Notes

  1. 1 2 Grove's Dictionary of Music and Musicians, 5th ed, 1954, Eric Blom, ed.
  2. Gaetano Donizetti: La Favorite, in Kaminski, Piotr. Mille et Un Opéras. Fayard, 2003, p377-379
  3. Middleton, Lydia Miller (1897). "Romer, Emma"  . In Lee, Sidney (ed.). Dictionary of National Biography . 49. London: Smith, Elder & Co.
  4. 1 2 Kobbé, Gustave. Kobbé's Complete Opera Book, ed Harewood. Putnam, London & New York, 1954.
  5. Leipsic, Jeffrey. "La Favorite". operanews.com. Retrieved 20 April 2018.
  6. Casaglia, Gherardo (2005). "La favorite, 2 December 1840" . L'Almanacco di Gherardo Casaglia ‹See Tfd› (in Italian). Retrieved 6 August 2014.
  7. Opera japonica The synopsis by Simon Holledge was first published at operajaponica.org and appears here by permission.

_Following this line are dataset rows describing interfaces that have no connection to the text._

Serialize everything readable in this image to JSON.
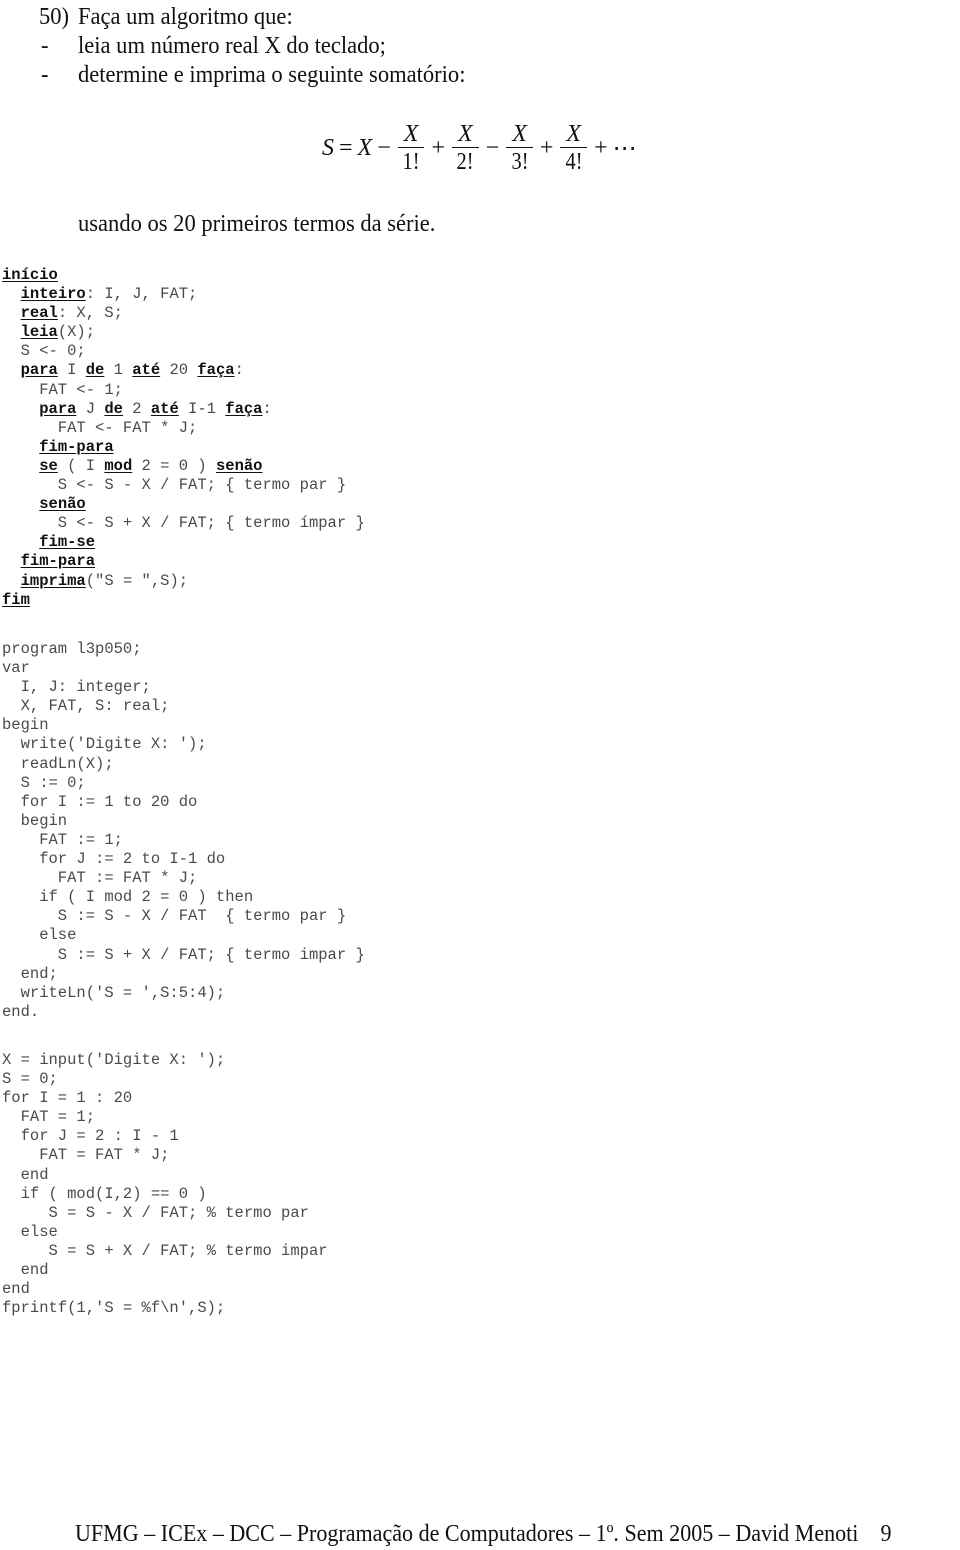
{
  "exercise": {
    "number": "50)",
    "title": "Faça um algoritmo que:",
    "items": [
      {
        "bullet": "-",
        "text": "leia um número real X do teclado;"
      },
      {
        "bullet": "-",
        "text": "determine e imprima o seguinte somatório:"
      }
    ],
    "formula": {
      "lhs": "S",
      "eq": "=",
      "first": "X",
      "terms": [
        {
          "op": "−",
          "num": "X",
          "den": "1!"
        },
        {
          "op": "+",
          "num": "X",
          "den": "2!"
        },
        {
          "op": "−",
          "num": "X",
          "den": "3!"
        },
        {
          "op": "+",
          "num": "X",
          "den": "4!"
        }
      ],
      "tail_op": "+",
      "ellipsis": "⋯"
    },
    "footnote": "usando os 20 primeiros termos da série."
  },
  "pseudocode": {
    "lines": [
      [
        {
          "k": "início"
        }
      ],
      [
        {
          "t": "  "
        },
        {
          "k": "inteiro"
        },
        {
          "t": ": I, J, FAT;"
        }
      ],
      [
        {
          "t": "  "
        },
        {
          "k": "real"
        },
        {
          "t": ": X, S;"
        }
      ],
      [
        {
          "t": "  "
        },
        {
          "k": "leia"
        },
        {
          "t": "(X);"
        }
      ],
      [
        {
          "t": "  S <- 0;"
        }
      ],
      [
        {
          "t": "  "
        },
        {
          "k": "para"
        },
        {
          "t": " I "
        },
        {
          "k": "de"
        },
        {
          "t": " 1 "
        },
        {
          "k": "até"
        },
        {
          "t": " 20 "
        },
        {
          "k": "faça"
        },
        {
          "t": ":"
        }
      ],
      [
        {
          "t": "    FAT <- 1;"
        }
      ],
      [
        {
          "t": "    "
        },
        {
          "k": "para"
        },
        {
          "t": " J "
        },
        {
          "k": "de"
        },
        {
          "t": " 2 "
        },
        {
          "k": "até"
        },
        {
          "t": " I-1 "
        },
        {
          "k": "faça"
        },
        {
          "t": ":"
        }
      ],
      [
        {
          "t": "      FAT <- FAT * J;"
        }
      ],
      [
        {
          "t": "    "
        },
        {
          "k": "fim-para"
        }
      ],
      [
        {
          "t": "    "
        },
        {
          "k": "se"
        },
        {
          "t": " ( I "
        },
        {
          "k": "mod"
        },
        {
          "t": " 2 = 0 ) "
        },
        {
          "k": "senão"
        }
      ],
      [
        {
          "t": "      S <- S - X / FAT; { termo par }"
        }
      ],
      [
        {
          "t": "    "
        },
        {
          "k": "senão"
        }
      ],
      [
        {
          "t": "      S <- S + X / FAT; { termo ímpar }"
        }
      ],
      [
        {
          "t": "    "
        },
        {
          "k": "fim-se"
        }
      ],
      [
        {
          "t": "  "
        },
        {
          "k": "fim-para"
        }
      ],
      [
        {
          "t": "  "
        },
        {
          "k": "imprima"
        },
        {
          "t": "(\"S = \",S);"
        }
      ],
      [
        {
          "k": "fim"
        }
      ]
    ]
  },
  "pascal": {
    "lines": [
      "program l3p050;",
      "var",
      "  I, J: integer;",
      "  X, FAT, S: real;",
      "begin",
      "  write('Digite X: ');",
      "  readLn(X);",
      "  S := 0;",
      "  for I := 1 to 20 do",
      "  begin",
      "    FAT := 1;",
      "    for J := 2 to I-1 do",
      "      FAT := FAT * J;",
      "    if ( I mod 2 = 0 ) then",
      "      S := S - X / FAT  { termo par }",
      "    else",
      "      S := S + X / FAT; { termo impar }",
      "  end;",
      "  writeLn('S = ',S:5:4);",
      "end."
    ]
  },
  "matlab": {
    "lines": [
      "X = input('Digite X: ');",
      "S = 0;",
      "for I = 1 : 20",
      "  FAT = 1;",
      "  for J = 2 : I - 1",
      "    FAT = FAT * J;",
      "  end",
      "  if ( mod(I,2) == 0 )",
      "     S = S - X / FAT; % termo par",
      "  else",
      "     S = S + X / FAT; % termo impar",
      "  end",
      "end",
      "fprintf(1,'S = %f\\n',S);"
    ]
  },
  "footer": "UFMG – ICEx – DCC – Programação de Computadores – 1º. Sem 2005 – David Menoti    9"
}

  8. "CLDOFAVO.HTM". operadis-opera-discography.org.uk.

Sources